> [EXERCISE]
Every entry must be duplicated word for word.

> [STORED DATA]

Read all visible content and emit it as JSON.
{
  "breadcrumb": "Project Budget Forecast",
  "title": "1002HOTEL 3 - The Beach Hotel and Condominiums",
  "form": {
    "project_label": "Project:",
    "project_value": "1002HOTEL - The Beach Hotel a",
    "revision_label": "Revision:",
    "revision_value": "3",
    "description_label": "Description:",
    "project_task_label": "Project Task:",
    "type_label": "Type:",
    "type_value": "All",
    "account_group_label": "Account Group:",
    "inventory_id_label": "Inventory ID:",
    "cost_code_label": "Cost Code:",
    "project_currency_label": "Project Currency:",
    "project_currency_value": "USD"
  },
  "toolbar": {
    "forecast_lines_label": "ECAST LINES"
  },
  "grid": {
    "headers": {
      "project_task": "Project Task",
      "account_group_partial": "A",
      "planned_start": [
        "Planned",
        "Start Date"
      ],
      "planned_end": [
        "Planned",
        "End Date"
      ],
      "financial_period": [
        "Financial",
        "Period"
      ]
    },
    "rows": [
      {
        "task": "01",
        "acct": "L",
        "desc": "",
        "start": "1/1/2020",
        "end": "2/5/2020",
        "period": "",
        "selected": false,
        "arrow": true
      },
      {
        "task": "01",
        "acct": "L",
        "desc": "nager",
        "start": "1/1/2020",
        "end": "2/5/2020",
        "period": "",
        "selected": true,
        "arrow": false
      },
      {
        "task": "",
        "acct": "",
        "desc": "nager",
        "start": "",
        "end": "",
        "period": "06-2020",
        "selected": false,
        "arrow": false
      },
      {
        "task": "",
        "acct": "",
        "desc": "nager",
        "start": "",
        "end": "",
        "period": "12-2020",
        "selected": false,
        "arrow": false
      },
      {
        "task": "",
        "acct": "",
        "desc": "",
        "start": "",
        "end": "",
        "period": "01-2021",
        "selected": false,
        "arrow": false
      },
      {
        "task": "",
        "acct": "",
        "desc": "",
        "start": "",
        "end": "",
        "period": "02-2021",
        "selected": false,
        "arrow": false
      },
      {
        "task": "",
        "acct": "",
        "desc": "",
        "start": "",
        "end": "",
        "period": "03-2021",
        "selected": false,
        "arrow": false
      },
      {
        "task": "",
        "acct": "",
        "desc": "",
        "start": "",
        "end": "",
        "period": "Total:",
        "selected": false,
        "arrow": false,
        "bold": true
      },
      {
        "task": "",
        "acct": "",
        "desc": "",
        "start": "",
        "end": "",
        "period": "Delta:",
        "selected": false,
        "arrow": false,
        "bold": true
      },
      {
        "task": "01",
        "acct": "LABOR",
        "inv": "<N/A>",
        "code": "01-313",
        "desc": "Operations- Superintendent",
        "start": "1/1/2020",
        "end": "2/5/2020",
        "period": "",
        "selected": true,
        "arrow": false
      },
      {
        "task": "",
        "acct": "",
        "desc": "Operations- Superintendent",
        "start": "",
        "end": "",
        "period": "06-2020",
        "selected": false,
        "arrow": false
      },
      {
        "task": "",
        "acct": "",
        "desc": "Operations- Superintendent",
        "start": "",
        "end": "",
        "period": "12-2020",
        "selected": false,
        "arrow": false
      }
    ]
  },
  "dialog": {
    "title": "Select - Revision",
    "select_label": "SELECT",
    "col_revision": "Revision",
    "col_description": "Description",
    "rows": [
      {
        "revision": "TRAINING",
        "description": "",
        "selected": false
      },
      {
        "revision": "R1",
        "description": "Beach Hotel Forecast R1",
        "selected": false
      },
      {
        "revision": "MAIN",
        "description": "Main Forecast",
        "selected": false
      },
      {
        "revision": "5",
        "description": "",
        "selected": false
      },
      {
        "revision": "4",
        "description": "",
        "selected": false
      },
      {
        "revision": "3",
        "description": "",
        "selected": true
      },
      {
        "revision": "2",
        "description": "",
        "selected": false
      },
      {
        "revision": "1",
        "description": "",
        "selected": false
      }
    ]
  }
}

> [RESPONSE TO THIS EXERCISE]
Read all visible content and emit it as JSON.
{
  "breadcrumb": "Project Budget Forecast",
  "title": "1002HOTEL 3 - The Beach Hotel and Condominiums",
  "form": {
    "project_label": "Project:",
    "project_value": "1002HOTEL - The Beach Hotel a",
    "revision_label": "Revision:",
    "revision_value": "3",
    "description_label": "Description:",
    "project_task_label": "Project Task:",
    "type_label": "Type:",
    "type_value": "All",
    "account_group_label": "Account Group:",
    "inventory_id_label": "Inventory ID:",
    "cost_code_label": "Cost Code:",
    "project_currency_label": "Project Currency:",
    "project_currency_value": "USD"
  },
  "toolbar": {
    "forecast_lines_label": "ECAST LINES"
  },
  "grid": {
    "headers": {
      "project_task": "Project Task",
      "account_group_partial": "A",
      "planned_start": [
        "Planned",
        "Start Date"
      ],
      "planned_end": [
        "Planned",
        "End Date"
      ],
      "financial_period": [
        "Financial",
        "Period"
      ]
    },
    "rows": [
      {
        "task": "01",
        "acct": "L",
        "desc": "",
        "start": "1/1/2020",
        "end": "2/5/2020",
        "period": "",
        "selected": false,
        "arrow": true
      },
      {
        "task": "01",
        "acct": "L",
        "desc": "nager",
        "start": "1/1/2020",
        "end": "2/5/2020",
        "period": "",
        "selected": true,
        "arrow": false
      },
      {
        "task": "",
        "acct": "",
        "desc": "nager",
        "start": "",
        "end": "",
        "period": "06-2020",
        "selected": false,
        "arrow": false
      },
      {
        "task": "",
        "acct": "",
        "desc": "nager",
        "start": "",
        "end": "",
        "period": "12-2020",
        "selected": false,
        "arrow": false
      },
      {
        "task": "",
        "acct": "",
        "desc": "",
        "start": "",
        "end": "",
        "period": "01-2021",
        "selected": false,
        "arrow": false
      },
      {
        "task": "",
        "acct": "",
        "desc": "",
        "start": "",
        "end": "",
        "period": "02-2021",
        "selected": false,
        "arrow": false
      },
      {
        "task": "",
        "acct": "",
        "desc": "",
        "start": "",
        "end": "",
        "period": "03-2021",
        "selected": false,
        "arrow": false
      },
      {
        "task": "",
        "acct": "",
        "desc": "",
        "start": "",
        "end": "",
        "period": "Total:",
        "selected": false,
        "arrow": false,
        "bold": true
      },
      {
        "task": "",
        "acct": "",
        "desc": "",
        "start": "",
        "end": "",
        "period": "Delta:",
        "selected": false,
        "arrow": false,
        "bold": true
      },
      {
        "task": "01",
        "acct": "LABOR",
        "inv": "<N/A>",
        "code": "01-313",
        "desc": "Operations- Superintendent",
        "start": "1/1/2020",
        "end": "2/5/2020",
        "period": "",
        "selected": true,
        "arrow": false
      },
      {
        "task": "",
        "acct": "",
        "desc": "Operations- Superintendent",
        "start": "",
        "end": "",
        "period": "06-2020",
        "selected": false,
        "arrow": false
      },
      {
        "task": "",
        "acct": "",
        "desc": "Operations- Superintendent",
        "start": "",
        "end": "",
        "period": "12-2020",
        "selected": false,
        "arrow": false
      }
    ]
  },
  "dialog": {
    "title": "Select - Revision",
    "select_label": "SELECT",
    "col_revision": "Revision",
    "col_description": "Description",
    "rows": [
      {
        "revision": "TRAINING",
        "description": "",
        "selected": false
      },
      {
        "revision": "R1",
        "description": "Beach Hotel Forecast R1",
        "selected": false
      },
      {
        "revision": "MAIN",
        "description": "Main Forecast",
        "selected": false
      },
      {
        "revision": "5",
        "description": "",
        "selected": false
      },
      {
        "revision": "4",
        "description": "",
        "selected": false
      },
      {
        "revision": "3",
        "description": "",
        "selected": true
      },
      {
        "revision": "2",
        "description": "",
        "selected": false
      },
      {
        "revision": "1",
        "description": "",
        "selected": false
      }
    ]
  }
}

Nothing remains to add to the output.